  • Boissier, Pierre Edmond; Reuter, George François (1842). Diagnoses plantarum novarum hispanicum.
  • Boissier, Pierre Edmond; Reuter, George François (1852). Pugillus plantarum novarum Africae borealis Hispaniaeque australis.
  • Boissier, Pierre Edmond. Diagnoses plantarum orientalium novarum.
  • Boissier, Pierre Edmond; Buhse, Friedrich Alexander (1860). Aufzählung der auf einer Reise durch Transkaukasien und Persien gesammelten Pflanzen.
  • Boissier, Pierre Edmond (1866). Icones Euphorbiarum.

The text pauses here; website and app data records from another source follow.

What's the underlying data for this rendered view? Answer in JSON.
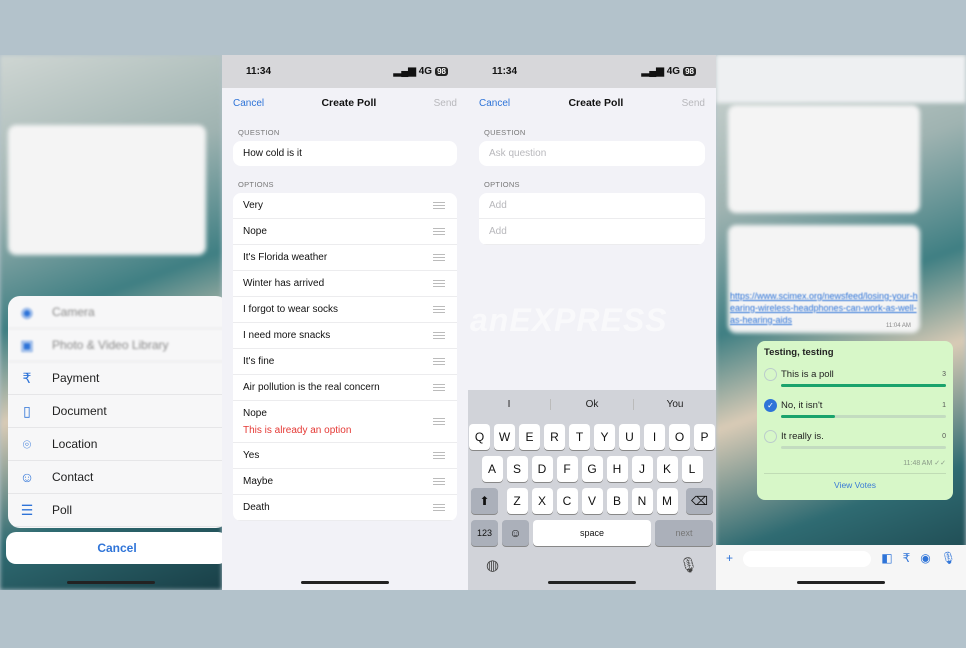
{
  "attach_sheet": {
    "items": [
      {
        "label": "Camera",
        "icon": "camera-icon"
      },
      {
        "label": "Photo & Video Library",
        "icon": "photo-icon"
      },
      {
        "label": "Payment",
        "icon": "rupee-icon"
      },
      {
        "label": "Document",
        "icon": "document-icon"
      },
      {
        "label": "Location",
        "icon": "location-pin-icon"
      },
      {
        "label": "Contact",
        "icon": "contact-icon"
      },
      {
        "label": "Poll",
        "icon": "poll-icon"
      }
    ],
    "cancel": "Cancel"
  },
  "status": {
    "time": "11:34",
    "network": "4G",
    "battery": "98"
  },
  "poll_filled": {
    "cancel": "Cancel",
    "title": "Create Poll",
    "send": "Send",
    "question_label": "QUESTION",
    "question": "How cold is it",
    "options_label": "OPTIONS",
    "options": [
      "Very",
      "Nope",
      "It's Florida weather",
      "Winter has arrived",
      "I forgot to wear socks",
      "I need more snacks",
      "It's fine",
      "Air pollution is the real concern",
      "Nope",
      "Yes",
      "Maybe",
      "Death"
    ],
    "error": "This is already an option"
  },
  "poll_empty": {
    "cancel": "Cancel",
    "title": "Create Poll",
    "send": "Send",
    "question_label": "QUESTION",
    "question_placeholder": "Ask question",
    "options_label": "OPTIONS",
    "option_placeholder": "Add"
  },
  "keyboard": {
    "suggestions": [
      "I",
      "Ok",
      "You"
    ],
    "row1": [
      "Q",
      "W",
      "E",
      "R",
      "T",
      "Y",
      "U",
      "I",
      "O",
      "P"
    ],
    "row2": [
      "A",
      "S",
      "D",
      "F",
      "G",
      "H",
      "J",
      "K",
      "L"
    ],
    "row3": [
      "Z",
      "X",
      "C",
      "V",
      "B",
      "N",
      "M"
    ],
    "numbers": "123",
    "space": "space",
    "next": "next"
  },
  "watermark": "anEXPRESS",
  "chat": {
    "link": "https://www.scimex.org/newsfeed/losing-your-hearing-wireless-headphones-can-work-as-well-as-hearing-aids",
    "link_time": "11:04 AM",
    "poll": {
      "question": "Testing, testing",
      "options": [
        {
          "label": "This is a poll",
          "votes": "3",
          "fraction": 1.0,
          "selected": false
        },
        {
          "label": "No, it isn't",
          "votes": "1",
          "fraction": 0.33,
          "selected": true
        },
        {
          "label": "It really is.",
          "votes": "0",
          "fraction": 0,
          "selected": false
        }
      ],
      "time": "11:48 AM",
      "view_votes": "View Votes"
    },
    "accent": "#1aa36c"
  }
}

  1. ^ "Coll.: Boissier, P.E." Australasian Virtual Herbarium. Atlas of Living Australia. Retrieved 2 February 2021.
  2. ^ Aluka[permanent dead link]
  3. ^ a b "The Euro+Med Plantbase Project". ww2.bgbm.org. Retrieved 2016-07-08.
  4. ^ International Plant Names Index.  Boiss.
  5. ^ "Petroedmondia Tamamsch. | Plants of the World Online | Kew Science". Plants of the World Online. Retrieved 24 May 2021.
  6. ^ Burkhardt, Lotte (2018). Verzeichnis eponymischer Pflanzennamen – Erweiterte Edition [Index of Eponymic Plant Names – Extended Edition] (pdf) (in German). Berlin: Botanic Garden and Botanical Museum, Freie Universität Berlin. doi:10.3372/epolist2018. ISBN 978-3-946292-26-5. S2CID 187926901. Retrieved 1 January 2021.